In China, there is a dish called “Lion’s Head”, which sounds pretty scaring, But actually its formal name is “Stewed Pork Ball”. Usually it is around tennis size. And it looks like the head of traditional Chinese guardian lion due to the sags and crests on the surface of pork ball after steamed of stewed.
Typically this Shanghai casserole dish featuring oversized pork meatballs and greens is made with pork fat and cooked in a sand clay pot. The large meatballs are meant to represent a lion, and the shredded greens its mane.
If you like, instead of 4 large meatballs you can form the pork into 6 – 8 smaller meatballs.
1 pound bok choy, Peking cabbage (Napa cabbage), or spinach leaves
1 – 2 green onions (spring onions, scallions), minced
1 teaspoon minced ginger
1 large egg
1 pound ground pork
3/4 teaspoon salt
1 teaspoon granulated sugar
2 1/2 teaspoons pale dry sherry
3 tablespoons light soy sauce, divided
1/2 teaspoon Asian sesame oil
Black or white pepper, to taste, optional
2 – 3 tablespoons cornstarch or flour
2 tablespoons vegetable oil
1 1/2 cups chicken broth
- Wash and drain the bok choy or other greens. Cut crosswise into 3 inch strips. Mince the ginger and green onion.
- In a small bowl, beat the egg with a fork. In a medium bowl, combine the ground pork with the green onion, ginger, salt, sugar, dry sherry, 1 tablespoon soy sauce, Asian sesame oil, pepper if using, and the egg, using your fingers to mix together the ingredients thoroughly. Add as much cornstarch as needed to make so that the mixture is not too wet. (I start with 2 tablespoons and then add 1 teaspoon at a time).
- Form the ground pork into 4 large meatballs. Flatten them a bit so that they are not completely round.
- Heat 2 tablespoons oil in a skillet or wok on medium-high heat. When the oil is hot, add the 4 meatballs. Cook for 5 minutes until browned on the bottom.
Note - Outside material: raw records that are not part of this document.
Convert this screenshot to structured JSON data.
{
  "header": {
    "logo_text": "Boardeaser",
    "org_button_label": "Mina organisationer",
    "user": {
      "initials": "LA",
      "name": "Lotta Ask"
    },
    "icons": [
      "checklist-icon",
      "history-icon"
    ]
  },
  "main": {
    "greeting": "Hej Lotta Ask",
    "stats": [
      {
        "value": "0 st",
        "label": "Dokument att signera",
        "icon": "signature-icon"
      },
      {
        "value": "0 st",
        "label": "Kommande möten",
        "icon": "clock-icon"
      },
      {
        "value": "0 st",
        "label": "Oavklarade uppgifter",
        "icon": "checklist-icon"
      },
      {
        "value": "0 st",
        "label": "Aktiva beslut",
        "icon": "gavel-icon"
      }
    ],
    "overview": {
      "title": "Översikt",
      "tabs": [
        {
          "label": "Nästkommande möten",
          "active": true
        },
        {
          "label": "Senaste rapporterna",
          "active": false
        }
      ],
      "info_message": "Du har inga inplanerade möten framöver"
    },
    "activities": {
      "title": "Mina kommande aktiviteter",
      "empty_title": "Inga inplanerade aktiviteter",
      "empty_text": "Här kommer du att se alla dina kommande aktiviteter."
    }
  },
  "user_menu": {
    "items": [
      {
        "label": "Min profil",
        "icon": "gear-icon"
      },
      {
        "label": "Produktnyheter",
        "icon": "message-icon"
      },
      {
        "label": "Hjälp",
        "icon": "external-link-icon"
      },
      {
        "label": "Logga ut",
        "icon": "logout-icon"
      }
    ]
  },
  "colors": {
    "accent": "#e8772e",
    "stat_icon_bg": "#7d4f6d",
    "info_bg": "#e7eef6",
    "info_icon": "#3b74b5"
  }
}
Turn and cook the other side (adjust the heat if the meatballs are cooking too quickly).
- In a flameproof casserole dish or saucepan that is large enough to hold the meatballs, heat the chicken broth and 2 tablespoons soy sauce to boiling.
- Add the meatballs, reduce the heat and simmer, covered, for 10 minutes. Add the bok choy. (You can arrange the bok choy on top of the meatballs so that it steams, or lay some right in the broth if there is room). Simmer for another 15 minutes or until the meatballs are cooked through and there is no pinkness in the middle.
- To serve Lion’s Head Meatballs, serve each meatball on a small plate surrounding by the greens, or in soup bowls with some of the bok choy and broth. You can also thicken some of the broth with a cornstarch and water thickener and pour over the meatballs.